Work instructions:
Starting from the first line below, count the lines carrying the string "time" and answer with the count by itself.

====== Exercise material

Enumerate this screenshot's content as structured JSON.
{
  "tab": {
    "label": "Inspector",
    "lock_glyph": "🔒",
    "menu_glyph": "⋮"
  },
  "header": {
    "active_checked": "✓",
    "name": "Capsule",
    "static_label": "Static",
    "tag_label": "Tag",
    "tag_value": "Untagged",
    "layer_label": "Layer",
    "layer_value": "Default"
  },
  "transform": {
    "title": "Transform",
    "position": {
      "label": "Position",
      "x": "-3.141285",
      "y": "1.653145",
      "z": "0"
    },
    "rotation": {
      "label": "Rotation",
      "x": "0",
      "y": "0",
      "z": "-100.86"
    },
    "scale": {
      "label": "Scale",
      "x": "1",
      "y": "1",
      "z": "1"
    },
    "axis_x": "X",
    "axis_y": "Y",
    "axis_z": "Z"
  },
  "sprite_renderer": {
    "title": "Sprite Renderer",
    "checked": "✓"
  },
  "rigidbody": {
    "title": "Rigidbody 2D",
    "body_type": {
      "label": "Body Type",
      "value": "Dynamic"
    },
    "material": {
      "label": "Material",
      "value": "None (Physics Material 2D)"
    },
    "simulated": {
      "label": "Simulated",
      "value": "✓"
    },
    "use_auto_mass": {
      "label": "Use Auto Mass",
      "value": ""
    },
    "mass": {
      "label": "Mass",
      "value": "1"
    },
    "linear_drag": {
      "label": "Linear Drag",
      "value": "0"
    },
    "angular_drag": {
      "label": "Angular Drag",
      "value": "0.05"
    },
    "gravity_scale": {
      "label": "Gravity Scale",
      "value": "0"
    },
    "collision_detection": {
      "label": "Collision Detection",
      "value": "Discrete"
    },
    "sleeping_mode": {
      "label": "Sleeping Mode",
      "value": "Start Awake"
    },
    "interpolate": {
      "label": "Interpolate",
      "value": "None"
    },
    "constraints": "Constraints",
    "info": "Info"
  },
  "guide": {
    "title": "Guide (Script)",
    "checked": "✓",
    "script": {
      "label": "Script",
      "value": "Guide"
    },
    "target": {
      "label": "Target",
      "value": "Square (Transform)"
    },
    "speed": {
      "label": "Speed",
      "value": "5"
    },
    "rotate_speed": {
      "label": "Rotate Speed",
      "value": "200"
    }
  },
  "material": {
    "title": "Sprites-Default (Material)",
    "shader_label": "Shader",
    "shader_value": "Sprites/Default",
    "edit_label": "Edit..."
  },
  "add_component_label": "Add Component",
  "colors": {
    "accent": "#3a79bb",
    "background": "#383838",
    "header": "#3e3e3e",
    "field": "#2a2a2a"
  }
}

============
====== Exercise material

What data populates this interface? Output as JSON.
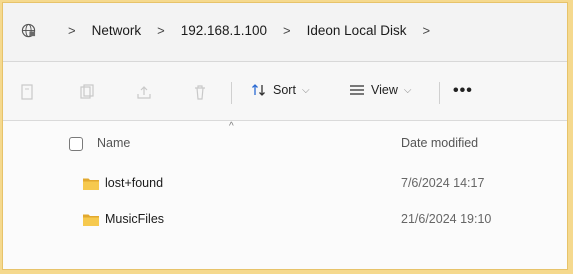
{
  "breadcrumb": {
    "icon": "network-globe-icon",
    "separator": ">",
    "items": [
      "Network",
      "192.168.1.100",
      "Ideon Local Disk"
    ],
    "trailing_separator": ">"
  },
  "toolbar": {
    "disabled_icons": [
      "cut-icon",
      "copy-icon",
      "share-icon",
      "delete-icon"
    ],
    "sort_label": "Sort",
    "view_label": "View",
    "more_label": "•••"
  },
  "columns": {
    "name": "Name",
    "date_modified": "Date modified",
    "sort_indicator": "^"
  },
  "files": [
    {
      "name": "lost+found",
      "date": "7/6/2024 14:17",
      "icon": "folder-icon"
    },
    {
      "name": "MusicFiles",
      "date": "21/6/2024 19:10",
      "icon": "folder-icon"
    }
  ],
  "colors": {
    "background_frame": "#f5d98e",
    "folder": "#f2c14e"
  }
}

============
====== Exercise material

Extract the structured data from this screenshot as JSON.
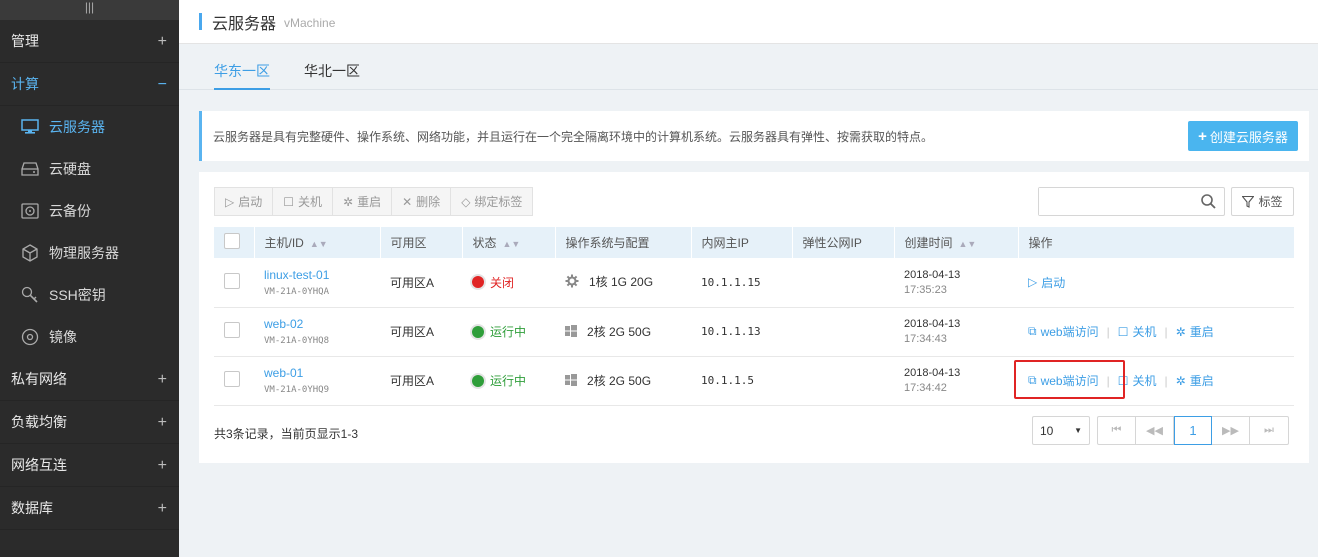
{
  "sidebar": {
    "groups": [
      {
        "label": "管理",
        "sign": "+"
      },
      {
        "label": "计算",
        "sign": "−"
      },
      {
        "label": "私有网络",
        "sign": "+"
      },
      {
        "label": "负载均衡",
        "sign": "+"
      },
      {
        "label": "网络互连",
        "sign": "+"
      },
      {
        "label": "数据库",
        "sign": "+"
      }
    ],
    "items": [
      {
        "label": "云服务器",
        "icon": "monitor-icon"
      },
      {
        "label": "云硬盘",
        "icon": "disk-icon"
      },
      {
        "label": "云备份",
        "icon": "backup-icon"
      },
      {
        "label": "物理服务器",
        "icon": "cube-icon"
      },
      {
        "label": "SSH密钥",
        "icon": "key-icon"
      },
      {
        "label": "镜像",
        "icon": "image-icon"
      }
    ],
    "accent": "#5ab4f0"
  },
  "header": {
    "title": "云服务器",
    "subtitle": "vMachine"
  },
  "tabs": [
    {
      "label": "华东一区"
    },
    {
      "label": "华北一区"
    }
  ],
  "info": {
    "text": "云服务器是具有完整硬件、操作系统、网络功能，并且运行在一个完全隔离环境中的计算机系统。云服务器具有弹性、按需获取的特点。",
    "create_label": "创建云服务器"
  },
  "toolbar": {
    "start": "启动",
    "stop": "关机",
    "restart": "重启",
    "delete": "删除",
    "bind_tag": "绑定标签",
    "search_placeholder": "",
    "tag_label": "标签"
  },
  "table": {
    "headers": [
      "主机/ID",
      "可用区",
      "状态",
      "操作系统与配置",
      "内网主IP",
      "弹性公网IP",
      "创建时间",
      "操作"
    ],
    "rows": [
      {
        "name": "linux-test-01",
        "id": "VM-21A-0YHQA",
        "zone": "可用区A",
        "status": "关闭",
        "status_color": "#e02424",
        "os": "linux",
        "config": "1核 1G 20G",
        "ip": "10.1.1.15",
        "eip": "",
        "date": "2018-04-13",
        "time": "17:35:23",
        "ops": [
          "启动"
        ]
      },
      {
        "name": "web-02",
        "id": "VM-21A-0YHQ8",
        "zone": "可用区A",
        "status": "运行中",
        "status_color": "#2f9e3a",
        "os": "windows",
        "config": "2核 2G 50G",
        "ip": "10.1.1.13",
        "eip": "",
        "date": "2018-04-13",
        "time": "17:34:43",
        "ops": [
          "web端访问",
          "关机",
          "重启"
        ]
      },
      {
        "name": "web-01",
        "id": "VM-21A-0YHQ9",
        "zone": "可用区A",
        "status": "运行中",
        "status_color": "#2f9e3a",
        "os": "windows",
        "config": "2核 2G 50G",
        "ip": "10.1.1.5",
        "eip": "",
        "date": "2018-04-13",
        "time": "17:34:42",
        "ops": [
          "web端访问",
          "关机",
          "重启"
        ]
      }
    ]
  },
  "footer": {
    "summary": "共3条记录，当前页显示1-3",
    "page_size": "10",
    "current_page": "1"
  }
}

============

Task result:
3